There is an argument that says that financial assets can be the best hedge against inflation. True, conventional bonds could suffer, but equities have managed to weather previous inflation storms relatively well. Inflation remains a hot topic right now, with the Fed indicating they are prepared to take a tougher line if it persists. Certainly, some people are taking the view that the stock market here is good value.
American investors obviously think so, with a US private equity firm launching a £5.5 billion take-over bid for Morrisons – Britain’s fourth largest supermarket chain. The news sent the share price soaring initially, despite the Morrison board rejecting the bid as inadequate. And all this against a background of retail sales falling as the winding down of lockdown restrictions encourages people to eat out more. But it is hot on the heels of an activist investor taking a stake in Aviva
As it happens, eating out is not as straightforward as we might have expected. A Michelin starred restaurant in London has limited its opening hours because it cannot find sufficient staff to operate properly, despite Covid restrictions reducing the number of covers that can be accommodated. As well as many people leaving the hospitality industry because of the closures necessitated by lockdown, post Brexit it has been harder to find foreign workers to take up these jobs.
Meanwhile, Government borrowing in May took a tumble from last year’s figures, though were still the second highest on record. The highest, unsurprisingly, was May last year when we were in the middle of the pandemic crisis. So, Rishi Sunak is still in the frame to be the Chancellor who has accumulated the most debt while in office. At 99.2% of GDP, our £300 billion debt mountain stands at the greatest amount relative to our economy since the early 1960s.
Bitcoin’s woes continue to mount. The Chinese authorities are clamping down on its use, instructing banks to block payments associated with the crypto-currency. They are also cutting off electricity supplies to bitcoin miners, a term used to describe those endeavouring to create more of the coins through solving computer generated problems. More than half the coins presently mined emanate from China, though this percentage is falling. And these miners use a lot of electricity, so this is important, but unlikely to reduce the supply of coins overall.

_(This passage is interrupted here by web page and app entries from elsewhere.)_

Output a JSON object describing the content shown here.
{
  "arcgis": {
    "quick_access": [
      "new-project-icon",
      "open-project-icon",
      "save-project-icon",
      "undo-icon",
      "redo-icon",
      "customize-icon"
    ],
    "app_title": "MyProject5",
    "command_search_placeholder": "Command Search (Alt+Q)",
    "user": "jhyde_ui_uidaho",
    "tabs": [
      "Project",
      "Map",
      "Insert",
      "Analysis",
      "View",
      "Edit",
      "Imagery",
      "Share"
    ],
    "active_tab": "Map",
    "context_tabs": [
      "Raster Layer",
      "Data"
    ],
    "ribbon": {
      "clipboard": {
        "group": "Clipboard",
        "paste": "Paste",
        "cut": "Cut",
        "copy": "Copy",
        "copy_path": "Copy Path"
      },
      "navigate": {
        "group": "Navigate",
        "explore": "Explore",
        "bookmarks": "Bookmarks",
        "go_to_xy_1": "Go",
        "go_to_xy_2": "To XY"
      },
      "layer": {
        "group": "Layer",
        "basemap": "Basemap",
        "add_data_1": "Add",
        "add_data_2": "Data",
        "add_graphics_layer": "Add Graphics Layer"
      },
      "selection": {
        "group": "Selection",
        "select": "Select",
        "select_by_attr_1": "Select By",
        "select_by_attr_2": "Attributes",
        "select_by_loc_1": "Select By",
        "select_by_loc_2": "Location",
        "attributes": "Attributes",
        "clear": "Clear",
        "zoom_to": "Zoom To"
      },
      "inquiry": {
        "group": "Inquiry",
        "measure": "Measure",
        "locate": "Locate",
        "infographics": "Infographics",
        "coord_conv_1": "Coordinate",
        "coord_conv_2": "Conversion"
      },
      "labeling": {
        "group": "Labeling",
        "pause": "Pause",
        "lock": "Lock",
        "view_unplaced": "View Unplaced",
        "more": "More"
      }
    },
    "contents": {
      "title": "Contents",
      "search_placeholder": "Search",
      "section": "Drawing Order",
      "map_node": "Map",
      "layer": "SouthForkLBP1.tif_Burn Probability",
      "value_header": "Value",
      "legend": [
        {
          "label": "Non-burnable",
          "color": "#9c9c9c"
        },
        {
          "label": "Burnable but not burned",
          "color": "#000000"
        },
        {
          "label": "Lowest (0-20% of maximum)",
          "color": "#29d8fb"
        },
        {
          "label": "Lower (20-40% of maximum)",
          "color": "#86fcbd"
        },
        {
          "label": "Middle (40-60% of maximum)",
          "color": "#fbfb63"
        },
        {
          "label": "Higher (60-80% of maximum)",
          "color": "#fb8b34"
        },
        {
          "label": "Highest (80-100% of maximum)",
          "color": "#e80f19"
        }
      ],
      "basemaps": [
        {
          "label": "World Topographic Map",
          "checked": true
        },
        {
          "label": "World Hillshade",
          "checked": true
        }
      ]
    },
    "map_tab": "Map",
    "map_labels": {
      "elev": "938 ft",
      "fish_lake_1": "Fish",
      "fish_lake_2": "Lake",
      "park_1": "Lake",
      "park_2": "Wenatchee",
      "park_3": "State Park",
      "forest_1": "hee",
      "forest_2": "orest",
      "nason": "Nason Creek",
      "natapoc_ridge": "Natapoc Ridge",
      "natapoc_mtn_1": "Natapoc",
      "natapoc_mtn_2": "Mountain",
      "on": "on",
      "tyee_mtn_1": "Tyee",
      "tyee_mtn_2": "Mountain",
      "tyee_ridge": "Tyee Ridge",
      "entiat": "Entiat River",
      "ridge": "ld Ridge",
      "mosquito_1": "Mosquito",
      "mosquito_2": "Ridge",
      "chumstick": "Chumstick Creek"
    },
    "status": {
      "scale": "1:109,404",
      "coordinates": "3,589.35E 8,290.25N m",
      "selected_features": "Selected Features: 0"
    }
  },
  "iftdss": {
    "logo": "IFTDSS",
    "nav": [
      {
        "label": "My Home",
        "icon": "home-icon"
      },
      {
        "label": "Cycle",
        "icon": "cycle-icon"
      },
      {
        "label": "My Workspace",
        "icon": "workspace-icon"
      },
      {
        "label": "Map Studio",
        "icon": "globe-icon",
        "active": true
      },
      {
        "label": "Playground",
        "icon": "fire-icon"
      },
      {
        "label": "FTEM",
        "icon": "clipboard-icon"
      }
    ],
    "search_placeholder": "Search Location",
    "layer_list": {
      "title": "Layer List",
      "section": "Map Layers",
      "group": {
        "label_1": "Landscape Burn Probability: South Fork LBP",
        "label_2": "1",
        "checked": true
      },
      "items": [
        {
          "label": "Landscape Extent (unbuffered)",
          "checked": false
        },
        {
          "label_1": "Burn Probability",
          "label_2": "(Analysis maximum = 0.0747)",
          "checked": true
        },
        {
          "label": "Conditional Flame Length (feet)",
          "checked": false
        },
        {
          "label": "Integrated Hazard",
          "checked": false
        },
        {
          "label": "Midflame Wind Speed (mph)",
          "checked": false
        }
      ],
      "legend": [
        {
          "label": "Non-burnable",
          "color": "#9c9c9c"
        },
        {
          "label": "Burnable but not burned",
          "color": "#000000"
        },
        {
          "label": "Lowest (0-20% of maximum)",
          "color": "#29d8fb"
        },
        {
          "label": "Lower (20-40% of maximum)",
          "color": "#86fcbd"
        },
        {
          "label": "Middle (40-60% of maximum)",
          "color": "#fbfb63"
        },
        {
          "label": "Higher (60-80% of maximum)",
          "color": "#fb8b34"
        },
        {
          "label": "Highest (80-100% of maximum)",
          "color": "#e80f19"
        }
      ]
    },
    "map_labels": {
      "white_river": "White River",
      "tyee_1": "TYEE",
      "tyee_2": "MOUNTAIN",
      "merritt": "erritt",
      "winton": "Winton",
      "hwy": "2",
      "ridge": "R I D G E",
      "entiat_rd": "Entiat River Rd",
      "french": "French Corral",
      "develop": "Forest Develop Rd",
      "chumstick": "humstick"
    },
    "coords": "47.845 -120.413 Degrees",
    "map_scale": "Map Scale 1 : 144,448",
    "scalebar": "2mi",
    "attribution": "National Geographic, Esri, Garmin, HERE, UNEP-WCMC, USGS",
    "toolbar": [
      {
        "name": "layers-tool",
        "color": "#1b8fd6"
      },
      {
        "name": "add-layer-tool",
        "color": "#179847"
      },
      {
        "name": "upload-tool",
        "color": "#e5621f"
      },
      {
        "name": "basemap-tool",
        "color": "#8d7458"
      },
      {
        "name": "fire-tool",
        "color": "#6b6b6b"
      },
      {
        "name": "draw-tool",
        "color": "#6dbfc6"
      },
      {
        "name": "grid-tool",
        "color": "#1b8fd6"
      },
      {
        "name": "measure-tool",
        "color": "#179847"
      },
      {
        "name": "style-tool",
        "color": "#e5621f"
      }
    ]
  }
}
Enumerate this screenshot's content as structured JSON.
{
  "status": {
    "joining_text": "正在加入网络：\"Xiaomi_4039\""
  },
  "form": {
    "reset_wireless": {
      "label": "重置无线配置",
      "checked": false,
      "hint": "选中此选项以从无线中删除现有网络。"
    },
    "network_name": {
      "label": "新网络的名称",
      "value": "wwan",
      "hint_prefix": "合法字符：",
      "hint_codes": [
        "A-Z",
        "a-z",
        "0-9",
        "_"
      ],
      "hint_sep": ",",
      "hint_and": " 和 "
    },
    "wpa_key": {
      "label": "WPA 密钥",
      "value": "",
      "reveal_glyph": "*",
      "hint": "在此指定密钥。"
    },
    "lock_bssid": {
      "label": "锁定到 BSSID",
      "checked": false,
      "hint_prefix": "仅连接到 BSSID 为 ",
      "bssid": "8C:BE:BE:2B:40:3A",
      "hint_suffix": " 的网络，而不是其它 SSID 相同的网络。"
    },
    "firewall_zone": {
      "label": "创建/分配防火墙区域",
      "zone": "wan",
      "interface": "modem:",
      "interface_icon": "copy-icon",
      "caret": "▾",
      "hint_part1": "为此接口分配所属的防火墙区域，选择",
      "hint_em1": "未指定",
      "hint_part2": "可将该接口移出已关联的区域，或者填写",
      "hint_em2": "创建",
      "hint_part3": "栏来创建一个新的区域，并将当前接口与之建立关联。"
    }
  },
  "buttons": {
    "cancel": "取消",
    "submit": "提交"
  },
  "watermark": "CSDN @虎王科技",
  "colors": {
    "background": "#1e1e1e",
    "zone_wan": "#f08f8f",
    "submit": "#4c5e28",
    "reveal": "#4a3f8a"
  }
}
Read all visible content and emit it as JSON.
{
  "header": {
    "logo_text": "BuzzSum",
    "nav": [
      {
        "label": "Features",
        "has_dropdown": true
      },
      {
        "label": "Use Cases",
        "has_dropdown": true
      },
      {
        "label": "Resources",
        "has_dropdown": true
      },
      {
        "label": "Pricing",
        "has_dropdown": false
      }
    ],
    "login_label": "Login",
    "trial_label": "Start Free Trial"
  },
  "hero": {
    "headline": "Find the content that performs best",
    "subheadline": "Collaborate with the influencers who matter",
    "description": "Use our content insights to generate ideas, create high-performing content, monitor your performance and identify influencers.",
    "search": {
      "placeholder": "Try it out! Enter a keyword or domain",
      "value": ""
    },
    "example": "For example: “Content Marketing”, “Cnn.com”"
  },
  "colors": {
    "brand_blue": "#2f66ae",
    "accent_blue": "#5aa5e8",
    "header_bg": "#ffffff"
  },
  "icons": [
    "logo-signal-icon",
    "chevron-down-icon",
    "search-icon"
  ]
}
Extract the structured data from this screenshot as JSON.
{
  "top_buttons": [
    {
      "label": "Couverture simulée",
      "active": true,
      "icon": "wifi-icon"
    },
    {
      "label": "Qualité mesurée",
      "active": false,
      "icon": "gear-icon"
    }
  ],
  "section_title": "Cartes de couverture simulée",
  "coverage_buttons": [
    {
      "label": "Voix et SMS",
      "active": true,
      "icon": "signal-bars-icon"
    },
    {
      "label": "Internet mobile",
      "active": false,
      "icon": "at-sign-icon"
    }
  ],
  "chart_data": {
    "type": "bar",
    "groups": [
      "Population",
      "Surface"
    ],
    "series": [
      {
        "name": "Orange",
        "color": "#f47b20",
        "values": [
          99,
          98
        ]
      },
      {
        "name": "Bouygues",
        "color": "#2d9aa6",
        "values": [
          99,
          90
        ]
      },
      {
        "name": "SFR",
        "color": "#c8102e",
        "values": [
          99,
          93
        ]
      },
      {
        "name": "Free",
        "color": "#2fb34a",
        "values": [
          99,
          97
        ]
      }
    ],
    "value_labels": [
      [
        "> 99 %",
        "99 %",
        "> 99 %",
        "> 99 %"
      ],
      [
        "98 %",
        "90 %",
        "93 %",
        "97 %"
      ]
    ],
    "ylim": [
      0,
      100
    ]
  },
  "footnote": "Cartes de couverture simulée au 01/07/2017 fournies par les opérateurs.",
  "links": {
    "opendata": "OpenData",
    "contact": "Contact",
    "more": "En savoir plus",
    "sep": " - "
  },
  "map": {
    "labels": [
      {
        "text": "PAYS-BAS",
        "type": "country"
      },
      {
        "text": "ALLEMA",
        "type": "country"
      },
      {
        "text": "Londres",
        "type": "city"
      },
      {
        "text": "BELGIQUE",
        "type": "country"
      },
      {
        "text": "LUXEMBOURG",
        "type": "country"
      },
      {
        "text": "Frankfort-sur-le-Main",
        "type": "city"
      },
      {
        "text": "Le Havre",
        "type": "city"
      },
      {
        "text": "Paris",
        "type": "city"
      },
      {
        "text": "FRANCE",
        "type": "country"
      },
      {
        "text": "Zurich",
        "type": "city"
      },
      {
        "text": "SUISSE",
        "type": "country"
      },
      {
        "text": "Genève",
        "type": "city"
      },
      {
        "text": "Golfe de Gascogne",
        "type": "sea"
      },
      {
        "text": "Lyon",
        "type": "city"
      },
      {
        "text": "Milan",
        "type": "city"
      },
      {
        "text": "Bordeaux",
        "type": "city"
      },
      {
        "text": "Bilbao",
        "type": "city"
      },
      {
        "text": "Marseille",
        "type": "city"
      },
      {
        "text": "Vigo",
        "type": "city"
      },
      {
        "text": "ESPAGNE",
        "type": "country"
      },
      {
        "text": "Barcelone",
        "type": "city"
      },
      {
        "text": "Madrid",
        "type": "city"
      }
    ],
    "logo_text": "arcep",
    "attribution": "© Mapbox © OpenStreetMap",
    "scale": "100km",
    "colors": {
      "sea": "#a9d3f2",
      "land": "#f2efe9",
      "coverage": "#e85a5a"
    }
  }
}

So, perhaps conventional equities provide the best long-term source of value. True, there will be times when they underperform other assets, but where else can you find a potential hedge against inflation and the opportunity to generate a rising income. I recall an advertisement run by M&G shortly after the great stock market crash of 1987. The speed of the collapse in share values put many off investing in equities, but M&G pointed out that £1000 invested in their Dividend Fund at its launch 25 years earlier would then be generating £1500 of annual income, despite the sharp recent fall in its price. Says it all, really.